Renato G. Martins, MD, MPH
As the class of agents targeting the PD-1/PD-L1 pathway expands in non–small cell lung cancer (NSCLC), so does the potential population of patients who would be candidates for the groundbreaking immunotherapy, according to leading experts in the field.
Less than a year after the first agent gained the FDA’s approval in NSCLC, systemic immune checkpoint therapy has become the top choice for second-line therapy for patients with metastatic disease that does not harbor mutations for which there are molecularly targeted drugs.
In fact, patients with negative expression levels for the PD-1 ligand, PD-L1, demonstrate response rates to checkpoint inhibitors that compare favorably with the experience of patients who are treated with second-line chemotherapy without the attendant toxicities.
The optimal use of the approved and emerging checkpoint agents was a central theme of the 10th Annual New York Lung Cancer Symposium® that Physicians’ Education Resource (PER®) hosted November 7 in New York City.
“As of now, I don’t think that any patient is clearly not a candidate for these drugs,” said Renato G. Martins, MD, MPH, the medical director for thoracic/head and neck oncology at Seattle Cancer Care Alliance, in an interview. “Every patient with non–small cell lung cancer would potentially be a candidate in the second-line setting.”
Roman Perez-Soler, MD, who served as a program chair for the PER meeting, expressed excitement and confidence about the potential for the PD-1/PD-L1 pathway agents to go beyond shrinking tumors and deliver long-term survival for a subgroup of patients with NSCLC.
“The dream here—and what would make a big difference—is the possibility that a small group of patients with stage IV non–small cell lung cancer can actually be cured,” said Perez-Soler, who chairs the Department of Oncology at Montefiore Medical Center and is deputy director of the Albert Einstein Cancer Center in Bronx, New York.
Rapidly Changing Landscape
It has been 3½ years since the concept of targeting the PD-1 immune checkpoint pathway was introduced at the American Society of Clinical Oncology Annual Meeting in early research findings that involved nivolumab (Opdivo) in several advanced tumor types, including NSCLC.
Martins said those findings, along with research into EGFR mutations in NSCLC and a report on CT screening for high-risk patients that were released within days of each other, marked three of the most important days for lung cancer treatment.
In terms of immunotherapy advances, “the big breakthrough really was the recognition that non–small cell lung cancer could be a disease treated by immune therapy,” Martins said.
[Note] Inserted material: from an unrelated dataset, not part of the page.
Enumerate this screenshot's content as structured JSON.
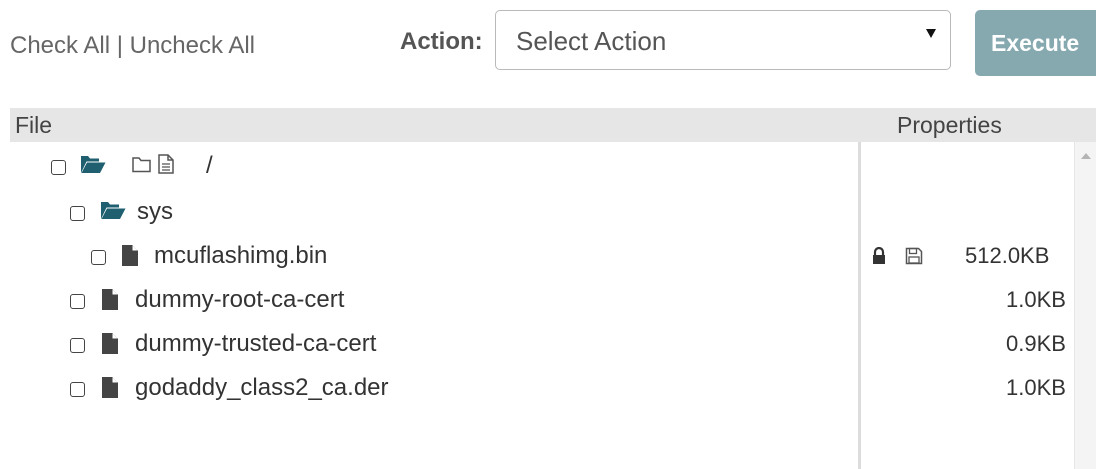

Since then, the PD-1 inhibitors nivolumab and pembrolizumab (Keytruda) have gained FDA approvals in melanoma and NSCLC. In late November, nivolumab also was approved for patients with advanced renal cell carcinoma.
Nivolumab was initially approved in March 2015 for the treatment of patients with metastatic squamous NSCLC with progression on or after platinum-based chemotherapy. In October, the FDA expanded the indication to include patients with progression on or after platinum-based chemotherapy with nonsquamous histologies.
Also in October, pembrolizumab was approved for patients with metastatic NSCLC with progressive disease after platinum-containing chemotherapy with a key difference.
A key difference between the approvals for the two drugs is that the label for pembrolizumab specifies that it is indicated for patients whose tumors express PD-L1 as measured by a companion diagnostic, which thus far is the PD-L1 IHC 22C3 pharmDx test. For nivolumab, there is a complementary test, the PD-L1 IHC 28-8 PharmDx assay, that is not required to use the drug.
Additionally, two agents targeting PD-L1, atezolizumab (MPDL3280A) and durvalumab (MEDI4736), are advancing in clinical development. The FDA has designated atezolizumab as a breakthrough therapy for the treatment of patients with PD-L1–positive NSCLC, meaning the agency will expedite its review. Durvalumab is being evaluated under a fast track designation for patients with NSCLC who have received 2 prior systemic treatments.
As far as Perez-Soler is concerned, clinical trial results thus far support the use of PD-1 inhibitors as the first choice for second-line therapy “based on efficacy across the board and lower toxicity.”
“Patients typically progress in two or three months,” Perez-Soler said in an interview. “The initial drugs, typically chemotherapy, shrink the tumor but then it comes back and the same drug cannot kill it.